Page and application data records —
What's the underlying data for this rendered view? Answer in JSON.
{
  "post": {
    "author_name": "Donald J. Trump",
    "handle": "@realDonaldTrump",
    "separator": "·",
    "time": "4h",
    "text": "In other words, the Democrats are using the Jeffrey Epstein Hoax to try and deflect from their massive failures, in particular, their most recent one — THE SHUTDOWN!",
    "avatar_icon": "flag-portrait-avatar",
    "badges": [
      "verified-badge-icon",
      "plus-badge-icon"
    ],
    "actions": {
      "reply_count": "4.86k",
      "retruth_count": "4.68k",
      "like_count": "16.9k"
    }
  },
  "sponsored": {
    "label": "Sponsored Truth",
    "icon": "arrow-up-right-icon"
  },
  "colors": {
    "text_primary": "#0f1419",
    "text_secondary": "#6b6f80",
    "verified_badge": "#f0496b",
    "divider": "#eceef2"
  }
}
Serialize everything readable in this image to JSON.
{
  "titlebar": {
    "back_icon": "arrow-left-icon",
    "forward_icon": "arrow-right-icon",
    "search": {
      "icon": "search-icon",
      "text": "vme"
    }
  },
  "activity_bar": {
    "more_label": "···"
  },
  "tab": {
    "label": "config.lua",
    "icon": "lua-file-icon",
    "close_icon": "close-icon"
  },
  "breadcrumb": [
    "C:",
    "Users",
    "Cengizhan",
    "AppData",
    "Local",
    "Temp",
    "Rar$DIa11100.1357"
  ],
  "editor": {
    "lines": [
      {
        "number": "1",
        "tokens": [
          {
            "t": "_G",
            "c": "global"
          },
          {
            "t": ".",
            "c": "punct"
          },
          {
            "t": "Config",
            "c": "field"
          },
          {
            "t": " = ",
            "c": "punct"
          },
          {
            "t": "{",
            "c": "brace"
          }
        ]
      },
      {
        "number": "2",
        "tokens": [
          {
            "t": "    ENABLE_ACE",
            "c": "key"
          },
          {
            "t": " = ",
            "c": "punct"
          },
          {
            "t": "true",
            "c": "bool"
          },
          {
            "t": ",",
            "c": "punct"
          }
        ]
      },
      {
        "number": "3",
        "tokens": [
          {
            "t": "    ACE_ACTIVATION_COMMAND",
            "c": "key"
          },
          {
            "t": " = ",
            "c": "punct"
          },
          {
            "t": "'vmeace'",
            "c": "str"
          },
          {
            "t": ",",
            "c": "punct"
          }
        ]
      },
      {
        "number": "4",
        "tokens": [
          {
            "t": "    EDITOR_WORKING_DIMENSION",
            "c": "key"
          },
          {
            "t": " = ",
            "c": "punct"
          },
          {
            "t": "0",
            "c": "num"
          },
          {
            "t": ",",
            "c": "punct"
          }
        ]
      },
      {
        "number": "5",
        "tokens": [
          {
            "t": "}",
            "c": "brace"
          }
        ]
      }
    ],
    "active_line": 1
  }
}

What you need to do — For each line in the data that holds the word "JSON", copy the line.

Answer to this exercise —
What's the underlying data for this rendered view? Answer in JSON.
Serialize everything readable in this image to JSON.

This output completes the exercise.